BY SARAH OWENS
Pregnant women taking antiepileptic drugs (AEDs) who supplemented their diets with folic acid had a reduced risk of having a child with autistic traits, according to a study published online on December 26 in JAMA Neurology.
Folic Acid's Importance
Folic acid supplements are generally recommended to all pregnant women to reduce the risk of birth complications, such as spina bifida, as well as neurodevelopmental complications.
Supplementation may be especially important for pregnant women who take AEDs, which treat epilepsy and seizures, since anti-seizure drugs are known to interfere with folate absorption and metabolism.
Additionally, research has shown that children born to mothers who took AEDs during pregnancy have an increased risk of developing autistic traits, including repetitive behaviors and impaired social skills and communication.
Studying Mothers with Epilepsy
To find out if folic supplementation would decrease the risk of having a child with autistic traits for women taking AEDs during pregnancy, researchers at several universities in Norway assessed data on participants in the Norwegian Mother and Child Cohort study, a long-running study of the health of pregnant women and their children in Norway. Participants had an ultrasonographic examination between June 1999 and December 2008 and provided information on their use of AEDs and folic acid supplementation during pregnancy as well as follow-up information on the health of their children.
A total of 104,946 children between the ages of 18 and 36 months who were born between March 2016 and June 2017, were included. As part of the study, the mothers answered questions about their children's health using a test that measures autistic traits. The mothers were asked questions such as, "Does your child enjoy being bounced on your knee?" and "Does your child take interest in other children?"
The researchers then compared the mothers' information on AED use and folic acid supplementation with their answers on the test to look for associations.
A Clear Connection
The researchers discovered that women who took AEDs during pregnancy and also took folic acid supplements were significantly less likely to have a child with autistic traits than pregnant women who took AEDs but did not supplement with folic acid. In particular, they found that higher folic acid levels between weeks 17 and 19 of pregnancy were associated with a reduced risk of autistic traits.
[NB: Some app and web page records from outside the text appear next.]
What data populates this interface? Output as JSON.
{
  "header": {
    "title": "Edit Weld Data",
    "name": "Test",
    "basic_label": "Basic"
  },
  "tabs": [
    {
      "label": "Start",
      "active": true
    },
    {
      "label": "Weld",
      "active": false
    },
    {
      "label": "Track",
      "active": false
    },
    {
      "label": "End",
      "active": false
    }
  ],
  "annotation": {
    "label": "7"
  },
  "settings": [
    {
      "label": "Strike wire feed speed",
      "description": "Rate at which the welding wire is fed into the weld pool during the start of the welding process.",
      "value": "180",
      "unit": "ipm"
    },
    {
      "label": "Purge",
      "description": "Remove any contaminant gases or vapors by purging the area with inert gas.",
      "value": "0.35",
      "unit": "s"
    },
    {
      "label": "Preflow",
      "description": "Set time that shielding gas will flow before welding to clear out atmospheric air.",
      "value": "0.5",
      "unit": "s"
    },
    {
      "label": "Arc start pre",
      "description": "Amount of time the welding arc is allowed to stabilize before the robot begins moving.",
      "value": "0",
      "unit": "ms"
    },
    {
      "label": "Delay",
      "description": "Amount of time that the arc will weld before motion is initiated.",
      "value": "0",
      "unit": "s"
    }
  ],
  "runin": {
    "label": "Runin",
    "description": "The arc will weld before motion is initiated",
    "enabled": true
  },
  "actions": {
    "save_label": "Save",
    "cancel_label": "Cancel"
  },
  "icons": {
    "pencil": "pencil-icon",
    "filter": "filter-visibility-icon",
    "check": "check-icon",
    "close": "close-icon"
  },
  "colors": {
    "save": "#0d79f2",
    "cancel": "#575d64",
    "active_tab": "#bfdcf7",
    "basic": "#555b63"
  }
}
The findings, the study authors conclude, suggest that all women of childbearing age who take AEDs should take folic acid supplementation to reduce the risk of autistic traits in their children.